Occasionally in our work, we encounter a curious phenomenon: We’ve completed deep-dive brand strategy work with a client in the better-for-you space, and laid the foundation for them to achieve growth. Everyone’s committed to the new strategic direction.
And yet when it comes time to execute — a packaging refresh or marketing strategy or advertising buy — the client team hesitates.
Often, it’s not because of budget concerns — but because of fear. Marketers and executives are afraid to actually make the big moves they need to on design, innovation or activation, often to their brand’s detriment.
Why Marketers Fear Success
Setting strategy is largely theoretical; execution is where it gets real, where the risk lies. Some people are more comfortable playing small instead of going big, because it’s familiar and safe.
Our philosophy on the perils of playing small comes from this quote:
“Our deepest fear is not that we are inadequate. Our deepest fear is that we are powerful beyond measure. It is our light, not our darkness, that most frightens us. Your playing small does not serve the world. There is nothing enlightened about shrinking so that other people won’t feel insecure around you. We are all meant to shine as children do. It’s not just in some of us; it is in everyone. And as we let our own lights shine, we unconsciously give other people permission to do the same. As we are liberated from our own fear, our presence automatically liberates others.” — Marianne Williamson

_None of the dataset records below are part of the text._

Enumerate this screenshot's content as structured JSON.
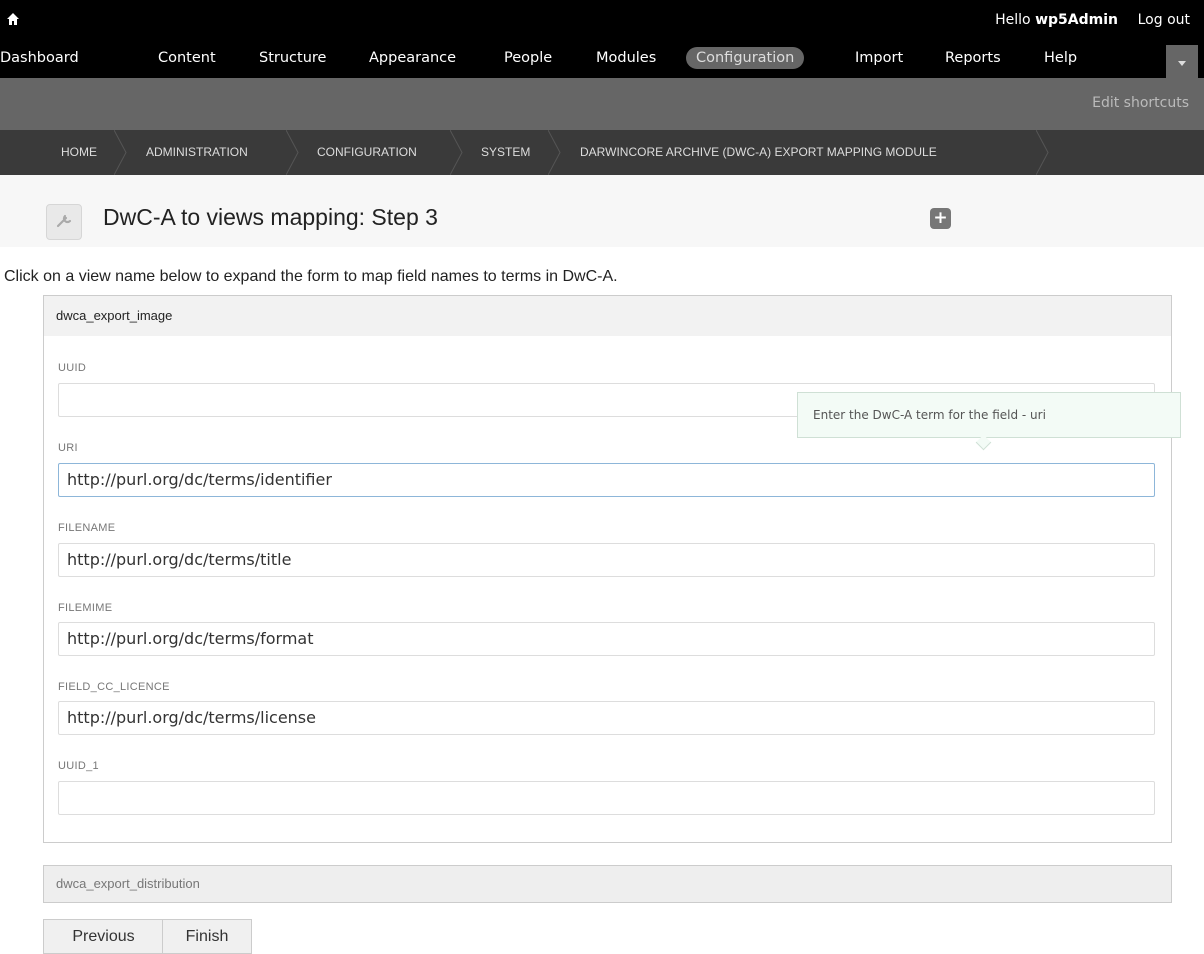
{
  "toolbar": {
    "hello_prefix": "Hello",
    "username": "wp5Admin",
    "logout": "Log out",
    "nav": [
      "Dashboard",
      "Content",
      "Structure",
      "Appearance",
      "People",
      "Modules",
      "Configuration",
      "Import",
      "Reports",
      "Help"
    ],
    "active_item": "Configuration",
    "edit_shortcuts": "Edit shortcuts"
  },
  "breadcrumb": [
    "HOME",
    "ADMINISTRATION",
    "CONFIGURATION",
    "SYSTEM",
    "DARWINCORE ARCHIVE (DWC-A) EXPORT MAPPING MODULE"
  ],
  "page": {
    "title": "DwC-A to views mapping: Step 3",
    "add_icon": "+",
    "intro": "Click on a view name below to expand the form to map field names to terms in DwC-A."
  },
  "fieldset": {
    "legend": "dwca_export_image",
    "fields": [
      {
        "label": "UUID",
        "value": ""
      },
      {
        "label": "URI",
        "value": "http://purl.org/dc/terms/identifier"
      },
      {
        "label": "FILENAME",
        "value": "http://purl.org/dc/terms/title"
      },
      {
        "label": "FILEMIME",
        "value": "http://purl.org/dc/terms/format"
      },
      {
        "label": "FIELD_CC_LICENCE",
        "value": "http://purl.org/dc/terms/license"
      },
      {
        "label": "UUID_1",
        "value": ""
      }
    ]
  },
  "tooltip": "Enter the DwC-A term for the field - uri",
  "collapsed_fieldset": "dwca_export_distribution",
  "buttons": {
    "previous": "Previous",
    "finish": "Finish"
  },
  "colors": {
    "toolbar_bg": "#000000",
    "shortcuts_bg": "#666666",
    "breadcrumb_bg": "#3a3a3a",
    "focus_border": "#8db6d9"
  }
}
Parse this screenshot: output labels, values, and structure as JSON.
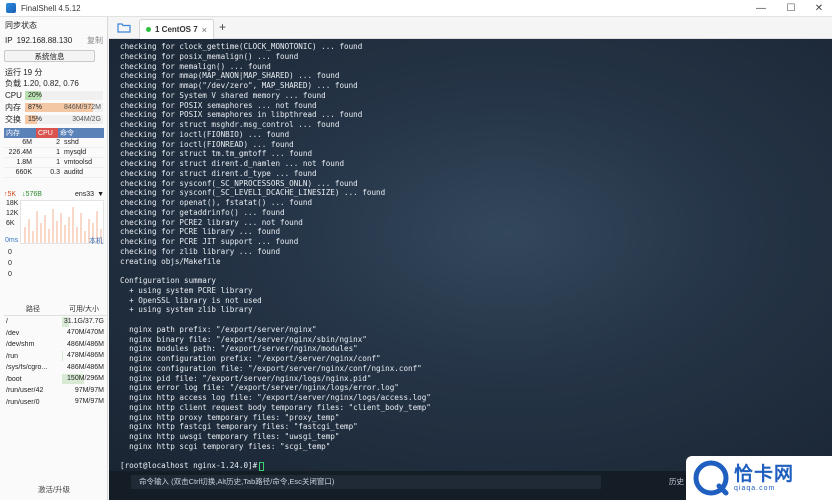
{
  "app": {
    "title": "FinalShell 4.5.12"
  },
  "window_controls": {
    "minimize": "—",
    "maximize": "☐",
    "close": "✕"
  },
  "sidebar": {
    "sync_status": "同步状态",
    "ip_label": "IP",
    "ip_value": "192.168.88.130",
    "copy_label": "复制",
    "sysinfo_button": "系统信息",
    "uptime": "运行 19 分",
    "load": "负载 1.20, 0.82, 0.76",
    "cpu": {
      "label": "CPU",
      "value": "20%",
      "percent": 20
    },
    "mem": {
      "label": "内存",
      "value": "87%",
      "detail": "846M/972M",
      "percent": 87
    },
    "swap": {
      "label": "交换",
      "value": "15%",
      "detail": "304M/2G",
      "percent": 15
    },
    "proc_headers": [
      "内存",
      "CPU",
      "命令"
    ],
    "processes": [
      {
        "mem": "6M",
        "cpu": "2",
        "cmd": "sshd"
      },
      {
        "mem": "226.4M",
        "cpu": "1",
        "cmd": "mysqld"
      },
      {
        "mem": "1.8M",
        "cpu": "1",
        "cmd": "vmtoolsd"
      },
      {
        "mem": "660K",
        "cpu": "0.3",
        "cmd": "auditd"
      }
    ],
    "net": {
      "up": "↑5K",
      "down": "↓576B",
      "iface": "ens33",
      "dropdown": "▼"
    },
    "graph_labels": [
      "18K",
      "12K",
      "6K"
    ],
    "latency": {
      "label": "0ms",
      "host": "本机",
      "values": [
        "0",
        "0",
        "0"
      ]
    },
    "disk_headers": [
      "路径",
      "可用/大小"
    ],
    "disks": [
      {
        "path": "/",
        "usage": "31.1G/37.7G",
        "percent": 17
      },
      {
        "path": "/dev",
        "usage": "470M/470M",
        "percent": 0
      },
      {
        "path": "/dev/shm",
        "usage": "486M/486M",
        "percent": 0
      },
      {
        "path": "/run",
        "usage": "478M/486M",
        "percent": 2
      },
      {
        "path": "/sys/fs/cgro...",
        "usage": "486M/486M",
        "percent": 0
      },
      {
        "path": "/boot",
        "usage": "150M/296M",
        "percent": 49
      },
      {
        "path": "/run/user/42",
        "usage": "97M/97M",
        "percent": 0
      },
      {
        "path": "/run/user/0",
        "usage": "97M/97M",
        "percent": 0
      }
    ],
    "activate_link": "激活/升级"
  },
  "tabs": [
    {
      "label": "1 CentOS 7",
      "close": "×"
    }
  ],
  "new_tab": "+",
  "terminal": {
    "lines": [
      "checking for clock_gettime(CLOCK_MONOTONIC) ... found",
      "checking for posix_memalign() ... found",
      "checking for memalign() ... found",
      "checking for mmap(MAP_ANON|MAP_SHARED) ... found",
      "checking for mmap(\"/dev/zero\", MAP_SHARED) ... found",
      "checking for System V shared memory ... found",
      "checking for POSIX semaphores ... not found",
      "checking for POSIX semaphores in libpthread ... found",
      "checking for struct msghdr.msg_control ... found",
      "checking for ioctl(FIONBIO) ... found",
      "checking for ioctl(FIONREAD) ... found",
      "checking for struct tm.tm_gmtoff ... found",
      "checking for struct dirent.d_namlen ... not found",
      "checking for struct dirent.d_type ... found",
      "checking for sysconf(_SC_NPROCESSORS_ONLN) ... found",
      "checking for sysconf(_SC_LEVEL1_DCACHE_LINESIZE) ... found",
      "checking for openat(), fstatat() ... found",
      "checking for getaddrinfo() ... found",
      "checking for PCRE2 library ... not found",
      "checking for PCRE library ... found",
      "checking for PCRE JIT support ... found",
      "checking for zlib library ... found",
      "creating objs/Makefile",
      "",
      "Configuration summary",
      "  + using system PCRE library",
      "  + OpenSSL library is not used",
      "  + using system zlib library",
      "",
      "  nginx path prefix: \"/export/server/nginx\"",
      "  nginx binary file: \"/export/server/nginx/sbin/nginx\"",
      "  nginx modules path: \"/export/server/nginx/modules\"",
      "  nginx configuration prefix: \"/export/server/nginx/conf\"",
      "  nginx configuration file: \"/export/server/nginx/conf/nginx.conf\"",
      "  nginx pid file: \"/export/server/nginx/logs/nginx.pid\"",
      "  nginx error log file: \"/export/server/nginx/logs/error.log\"",
      "  nginx http access log file: \"/export/server/nginx/logs/access.log\"",
      "  nginx http client request body temporary files: \"client_body_temp\"",
      "  nginx http proxy temporary files: \"proxy_temp\"",
      "  nginx http fastcgi temporary files: \"fastcgi_temp\"",
      "  nginx http uwsgi temporary files: \"uwsgi_temp\"",
      "  nginx http scgi temporary files: \"scgi_temp\"",
      ""
    ],
    "prompt": "[root@localhost nginx-1.24.0]#"
  },
  "command_bar": {
    "placeholder": "命令输入 (双击Ctrl切换,Alt历史,Tab路径/命令,Esc关闭窗口)",
    "history": "历史"
  },
  "watermark": {
    "main": "恰卡网",
    "sub": "qiaqa.com"
  },
  "colors": {
    "accent": "#5b82b8",
    "terminal_bg": "#243345",
    "cursor": "#3bd16f",
    "watermark": "#1f5fbf"
  }
}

The founder/leaders of entrepreneurial BFY brands are perceived to be so bold and brave. So why the hesitation to bring the brand fully to life through execution?
Commonly, we see that the companies that hesitate on execution are those whose culture avoids change or risk. We hear comments like this: “Prove it first, and then we’ll fund it.” “That’s not the way we do things.” “That’s not how we spend our marketing dollars.” “We’ve never had to do this before.”
Conversely, bold brands operate on a test-and-learn mentality and are open to incremental risk. They look to meaningful event horizons in the future and ask, “What will it actually take to make this big thing happen?”
To take the big steps that spark meaningful growth, you have to make smart educated guesses about what years three and five look like. What’s the likely future you’ll move into based on trends and scenario planning? Only when you take that long view can you get comfortable with risk and rationalize the resources it’ll take now to achieve that future.
Clients often ask us what it will take to execute the strategy we’ve developed together. After a few years of experience, we’ve determined that companies should anticipate spending 1 to 5x for the first year of the strategy cost in order to leverage the opportunity. It’s not a small figure, but neither are the stakes.
Your Responsibility is to Make it Big
Re-read this part of the quote above: “Your playing small does not serve the world.”
Customers want — and sometimes need — your product. So quit downplaying how awesome your brand is. Your company wants your brand to succeed in a big way, not just make enough to cover hard costs.
You have an obligation to follow through. What’s the point of coming up with amazing ideas and then not sharing them? Remember:
If you go small, some other brand will go big and you’ll be left in the dust — this has proven true 100% of the time.
In fact, all the encouragement you need is right there in your brand strategy: your brand’s WHY, its mission or passion or reason for being. Brands that know their WHY and institute it culturally aren’t afraid to play big. They have a different mentality around everything than brands that are just trying to hit growth targets. When you have a powerful WHY, you can’t let the mission die. You can’t play small.
Our client Loma Linda is the best example we know of a brand that wasn’t afraid to go big.
Loma Linda is the world’s oldest vegetarian brand, you’ve probably never heard of, founded in 1890 by J.H. Kellogg and owned until 1990 by the Seventh-day Adventist Church. When they came to us, Loma Linda was a small brand embraced by a specialized cohort of loyalists. But they were seeking to expand their audience beyond church membership and tap into the growing plant-based food trend.
We helped the marketing and leadership team listen to their loyalists and identified a key brand value — sustainability — that would appeal to a wider consumer base. With that strategic foundation, we then helped them build a new message that conveyed the brand’s heritage: “Vegan before being vegan was a thing.” We reformulated products and reimagined packaging to suit the modern consumer (for example, shifting from cans to pouches). We kept a core group of beloved long-time products and introduced new global flavors.
Loma Linda’s team was so committed to the brand’s mission that they knew the products had to be available everywhere, to everyone.
Their big play paid off: Loma Linda’s customer base grew from about 2 million church members to 50 million global customers, a larger distribution network including big-box retailers, and a growth trajectory that was 10 times what they anticipated.
Whether your brand team is ready to go big, or you need a bit of encouragement, we’re here to help. Let’s talk.